These circumstances pushed me to lean further into the experiences of people who are different from me – people who are underrepresented, marginalized, or vulnerable in some way. In fact, one of the responsibilities for business leaders like myself in the Proximity Initiative is to reach out and engage with these individuals – to get proximate with them.  

This post is neither a tutorial nor a how-to; there are no quick tips here. I share some of my journey with personal humility along with immense pride in Cisco’s commitment to power an inclusive future for all. I’m just a few months in and I can honestly say that every conversation has been unique. There has been understandable stumbling, awkwardness, and apprehension, as well as moments of powerful openness and trust. But each one-on-one has been priceless in helping me understand some of the life experiences of fellow Cisco team members and helping guide my journey to learn more. I am profoundly grateful for each team member who has engaged with and helped educate me.  

I’discovering that it’s vital to be transparent and earn trust when talking about diversity and inclusion. If you don’t actually put the subject on the table, you’re never going to learn anything. This was challenging in some of my early Proximity discussions. Growing up, it was understood that you should never directly acknowledge someone’s race or gender in a conversation. I was nervous about that. But I realized that when I was transparent and said, “Look, this is what I’m trying to learn. You can be as open as you want – or not,” people began to see that I genuinely care, and more of them began to open up.  

I’m also finding that you have to accept what people are, and are not, willing to share. It requires a posture of humilityit’s not about me “achieving” anything, or a check-in in which I can say afterward, “Now I know the answer!” Some people have opened up tremendously. Others still have not – and that’s fine. My goal is not to see how far I can take it. My goal is to meet you where you are.  

There’s no denying many of these conversations have been difficult, but we have experienced tangible progress. When negative issues were brought up, I was able to say, “Hey, I didn’t realize that was a problem, but we’re going to fix it.” And we did. Some employees have needed further support, advocacy, or sponsorship, and I have been pleased to provide that, too. I’ve only just gotten started and I’m already seeing the words of lawyer and social justice activist Bryan Stevenson ring true: “…When you are proximate, details emerge, insights emerge, understandings emerge, that you will not achieve from a distance. There is power in proximity.” 

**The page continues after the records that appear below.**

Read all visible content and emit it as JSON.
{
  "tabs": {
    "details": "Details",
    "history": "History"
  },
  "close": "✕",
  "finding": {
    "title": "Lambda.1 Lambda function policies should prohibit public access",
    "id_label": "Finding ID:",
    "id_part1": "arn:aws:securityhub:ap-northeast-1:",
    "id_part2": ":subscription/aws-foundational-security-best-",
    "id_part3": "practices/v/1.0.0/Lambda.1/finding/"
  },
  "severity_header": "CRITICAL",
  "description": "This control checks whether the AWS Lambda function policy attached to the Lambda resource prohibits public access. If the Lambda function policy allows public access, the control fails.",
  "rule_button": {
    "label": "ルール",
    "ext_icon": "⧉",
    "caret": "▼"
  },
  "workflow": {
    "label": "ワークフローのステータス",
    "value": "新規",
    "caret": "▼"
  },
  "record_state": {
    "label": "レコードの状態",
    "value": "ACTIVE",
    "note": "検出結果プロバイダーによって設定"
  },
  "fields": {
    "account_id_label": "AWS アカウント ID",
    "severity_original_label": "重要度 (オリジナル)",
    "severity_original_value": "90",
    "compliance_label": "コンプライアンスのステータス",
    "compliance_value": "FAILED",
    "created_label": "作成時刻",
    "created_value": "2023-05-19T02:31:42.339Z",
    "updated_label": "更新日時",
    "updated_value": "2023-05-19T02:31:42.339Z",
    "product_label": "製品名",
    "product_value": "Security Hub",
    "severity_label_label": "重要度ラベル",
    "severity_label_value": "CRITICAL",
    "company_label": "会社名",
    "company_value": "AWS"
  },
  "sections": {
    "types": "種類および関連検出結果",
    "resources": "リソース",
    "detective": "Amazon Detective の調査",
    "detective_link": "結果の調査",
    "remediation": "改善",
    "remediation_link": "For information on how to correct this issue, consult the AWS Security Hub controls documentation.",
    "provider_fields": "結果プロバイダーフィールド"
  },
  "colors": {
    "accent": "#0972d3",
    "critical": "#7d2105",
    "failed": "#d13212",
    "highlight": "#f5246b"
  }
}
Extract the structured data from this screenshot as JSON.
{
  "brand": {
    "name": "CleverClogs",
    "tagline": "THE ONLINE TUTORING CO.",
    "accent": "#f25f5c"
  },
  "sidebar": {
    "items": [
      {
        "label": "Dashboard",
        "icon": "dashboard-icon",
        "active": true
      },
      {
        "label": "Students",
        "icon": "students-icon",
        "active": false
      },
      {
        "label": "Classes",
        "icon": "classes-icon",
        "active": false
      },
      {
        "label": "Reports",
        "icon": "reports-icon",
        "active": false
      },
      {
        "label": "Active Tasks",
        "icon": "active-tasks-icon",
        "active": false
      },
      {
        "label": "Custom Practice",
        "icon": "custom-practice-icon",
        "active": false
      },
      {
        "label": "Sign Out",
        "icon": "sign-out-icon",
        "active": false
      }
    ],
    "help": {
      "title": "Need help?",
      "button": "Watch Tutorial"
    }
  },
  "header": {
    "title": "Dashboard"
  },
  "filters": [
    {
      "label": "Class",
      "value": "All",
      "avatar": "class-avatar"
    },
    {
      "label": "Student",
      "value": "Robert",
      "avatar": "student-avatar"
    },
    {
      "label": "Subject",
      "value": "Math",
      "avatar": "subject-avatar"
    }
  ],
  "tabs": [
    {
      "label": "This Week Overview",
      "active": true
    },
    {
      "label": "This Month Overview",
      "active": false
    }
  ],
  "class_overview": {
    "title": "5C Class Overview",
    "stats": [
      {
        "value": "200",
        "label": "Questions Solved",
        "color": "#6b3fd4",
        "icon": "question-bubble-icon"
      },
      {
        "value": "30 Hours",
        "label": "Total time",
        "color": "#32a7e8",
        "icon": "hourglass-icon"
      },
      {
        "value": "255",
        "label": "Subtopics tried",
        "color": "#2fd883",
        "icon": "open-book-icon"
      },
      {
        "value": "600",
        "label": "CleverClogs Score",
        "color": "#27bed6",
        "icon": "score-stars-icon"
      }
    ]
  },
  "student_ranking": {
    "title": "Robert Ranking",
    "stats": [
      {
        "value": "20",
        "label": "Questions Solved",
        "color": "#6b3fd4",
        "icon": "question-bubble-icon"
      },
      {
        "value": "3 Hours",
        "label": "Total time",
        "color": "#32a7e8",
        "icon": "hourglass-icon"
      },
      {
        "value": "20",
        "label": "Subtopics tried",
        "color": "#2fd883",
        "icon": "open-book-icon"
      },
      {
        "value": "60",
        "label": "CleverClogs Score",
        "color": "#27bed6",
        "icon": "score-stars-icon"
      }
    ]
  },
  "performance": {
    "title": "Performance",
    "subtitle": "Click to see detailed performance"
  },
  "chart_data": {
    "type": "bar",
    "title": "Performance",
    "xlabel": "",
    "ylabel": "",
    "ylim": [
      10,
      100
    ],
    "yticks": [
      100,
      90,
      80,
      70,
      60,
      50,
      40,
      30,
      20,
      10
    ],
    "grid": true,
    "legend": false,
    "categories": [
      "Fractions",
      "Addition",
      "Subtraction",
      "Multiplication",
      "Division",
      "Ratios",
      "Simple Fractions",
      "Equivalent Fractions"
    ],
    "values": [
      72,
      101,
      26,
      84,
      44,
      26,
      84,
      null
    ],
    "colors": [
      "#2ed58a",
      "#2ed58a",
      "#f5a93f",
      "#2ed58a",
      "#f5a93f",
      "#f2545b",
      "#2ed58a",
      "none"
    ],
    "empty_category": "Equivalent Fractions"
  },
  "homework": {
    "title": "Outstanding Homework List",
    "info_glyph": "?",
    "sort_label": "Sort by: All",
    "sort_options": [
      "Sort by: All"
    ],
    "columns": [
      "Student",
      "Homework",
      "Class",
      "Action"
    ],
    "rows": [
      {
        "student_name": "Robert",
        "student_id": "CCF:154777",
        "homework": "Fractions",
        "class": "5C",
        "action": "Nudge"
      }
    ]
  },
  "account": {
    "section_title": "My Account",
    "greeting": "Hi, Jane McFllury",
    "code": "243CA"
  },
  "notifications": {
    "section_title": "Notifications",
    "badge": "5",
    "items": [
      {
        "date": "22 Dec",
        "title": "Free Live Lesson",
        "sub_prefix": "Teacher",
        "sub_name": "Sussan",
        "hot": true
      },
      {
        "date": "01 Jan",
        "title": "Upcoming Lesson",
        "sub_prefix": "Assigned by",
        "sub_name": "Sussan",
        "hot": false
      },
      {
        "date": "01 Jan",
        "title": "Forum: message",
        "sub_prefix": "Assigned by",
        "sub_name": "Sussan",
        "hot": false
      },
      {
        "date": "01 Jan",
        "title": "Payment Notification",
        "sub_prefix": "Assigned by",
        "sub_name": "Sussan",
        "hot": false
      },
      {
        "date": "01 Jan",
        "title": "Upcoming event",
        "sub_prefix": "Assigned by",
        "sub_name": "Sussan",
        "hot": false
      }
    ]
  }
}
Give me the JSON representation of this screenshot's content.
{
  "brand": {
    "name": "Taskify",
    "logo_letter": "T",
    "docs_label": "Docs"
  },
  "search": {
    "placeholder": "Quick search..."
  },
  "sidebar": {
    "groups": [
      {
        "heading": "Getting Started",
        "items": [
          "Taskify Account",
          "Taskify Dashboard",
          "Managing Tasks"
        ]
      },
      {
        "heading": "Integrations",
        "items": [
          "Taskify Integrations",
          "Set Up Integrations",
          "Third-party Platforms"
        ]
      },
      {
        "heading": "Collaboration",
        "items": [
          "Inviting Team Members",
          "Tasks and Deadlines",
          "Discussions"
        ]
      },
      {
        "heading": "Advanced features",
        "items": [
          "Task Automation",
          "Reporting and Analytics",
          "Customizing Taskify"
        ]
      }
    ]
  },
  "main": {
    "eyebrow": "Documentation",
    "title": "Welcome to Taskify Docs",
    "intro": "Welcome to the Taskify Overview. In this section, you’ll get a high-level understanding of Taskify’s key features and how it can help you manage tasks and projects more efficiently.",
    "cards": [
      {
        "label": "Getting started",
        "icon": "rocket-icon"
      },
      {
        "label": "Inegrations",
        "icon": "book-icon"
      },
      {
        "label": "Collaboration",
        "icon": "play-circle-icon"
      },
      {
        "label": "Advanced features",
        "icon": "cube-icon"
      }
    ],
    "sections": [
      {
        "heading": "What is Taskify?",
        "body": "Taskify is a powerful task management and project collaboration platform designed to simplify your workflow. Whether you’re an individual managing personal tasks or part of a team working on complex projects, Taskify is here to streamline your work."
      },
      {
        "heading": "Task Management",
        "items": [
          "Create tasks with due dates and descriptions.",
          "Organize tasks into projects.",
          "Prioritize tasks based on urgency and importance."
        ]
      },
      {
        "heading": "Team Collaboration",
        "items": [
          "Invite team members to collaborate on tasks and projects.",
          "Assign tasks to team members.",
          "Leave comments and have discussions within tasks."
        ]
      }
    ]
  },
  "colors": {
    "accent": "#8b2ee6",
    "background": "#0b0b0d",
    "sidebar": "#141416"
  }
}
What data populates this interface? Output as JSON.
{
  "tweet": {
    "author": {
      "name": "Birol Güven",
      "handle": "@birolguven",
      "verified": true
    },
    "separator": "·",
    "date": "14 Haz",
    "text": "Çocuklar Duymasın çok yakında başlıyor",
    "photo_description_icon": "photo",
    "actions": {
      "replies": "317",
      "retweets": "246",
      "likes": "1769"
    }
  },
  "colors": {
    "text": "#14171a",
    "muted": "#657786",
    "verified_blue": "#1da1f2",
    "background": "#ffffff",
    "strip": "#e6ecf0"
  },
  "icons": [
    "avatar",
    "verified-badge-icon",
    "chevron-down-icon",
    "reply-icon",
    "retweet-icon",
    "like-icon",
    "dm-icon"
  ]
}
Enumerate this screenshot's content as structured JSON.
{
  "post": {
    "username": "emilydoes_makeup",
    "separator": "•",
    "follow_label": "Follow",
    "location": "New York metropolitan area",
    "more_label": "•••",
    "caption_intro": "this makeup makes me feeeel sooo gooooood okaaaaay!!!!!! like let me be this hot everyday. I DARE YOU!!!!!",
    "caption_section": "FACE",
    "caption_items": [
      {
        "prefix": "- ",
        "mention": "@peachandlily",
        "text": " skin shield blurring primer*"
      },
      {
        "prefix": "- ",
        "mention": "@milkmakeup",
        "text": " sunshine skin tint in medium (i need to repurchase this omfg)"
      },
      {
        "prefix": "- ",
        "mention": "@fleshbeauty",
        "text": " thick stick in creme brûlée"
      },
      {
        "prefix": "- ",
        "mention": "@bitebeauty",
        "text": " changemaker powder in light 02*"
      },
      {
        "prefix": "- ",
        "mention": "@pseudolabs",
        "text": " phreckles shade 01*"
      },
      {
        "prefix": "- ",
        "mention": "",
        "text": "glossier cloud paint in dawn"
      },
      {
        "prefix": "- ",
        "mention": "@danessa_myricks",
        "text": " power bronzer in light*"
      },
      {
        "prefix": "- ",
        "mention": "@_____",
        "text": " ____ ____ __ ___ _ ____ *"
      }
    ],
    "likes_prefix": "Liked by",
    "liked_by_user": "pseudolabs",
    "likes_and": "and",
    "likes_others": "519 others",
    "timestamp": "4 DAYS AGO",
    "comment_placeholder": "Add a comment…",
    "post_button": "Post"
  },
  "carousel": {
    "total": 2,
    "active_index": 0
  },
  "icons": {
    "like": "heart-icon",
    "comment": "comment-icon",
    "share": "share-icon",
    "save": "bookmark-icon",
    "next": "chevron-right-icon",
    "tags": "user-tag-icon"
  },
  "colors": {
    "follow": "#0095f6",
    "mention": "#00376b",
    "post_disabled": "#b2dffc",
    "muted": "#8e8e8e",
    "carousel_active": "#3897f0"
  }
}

These discussions will likely continue to take me out of my comfort zone, and that’s a good thing. I’m learning to accept that discomfort is part of the process. In the book, “I’m Still Here: Black Dignity in a World Made for Whiteness, writer Austin Channing Brown says, “Our only chance at dismantling racial injustice is being more curious about its origins than we are worried about our comfort. It’s not a comfortable conversation for any of us. It is risky and messy.” I suspect that is true of dismantling many forms of injustice and discrimination.  

A team member recently told me, “This is a marathon, not a sprint.” This may very well be a lifelong cycle of learning and growth, and we’re all at different places. Some of us may hit the ground running and move a little faster than others. Regardless of where you are in that journey, I encourage you to join me and take the first steps toward proximity and a kinder, more equitable world 



Steve Cox

Vice President, Employee Experience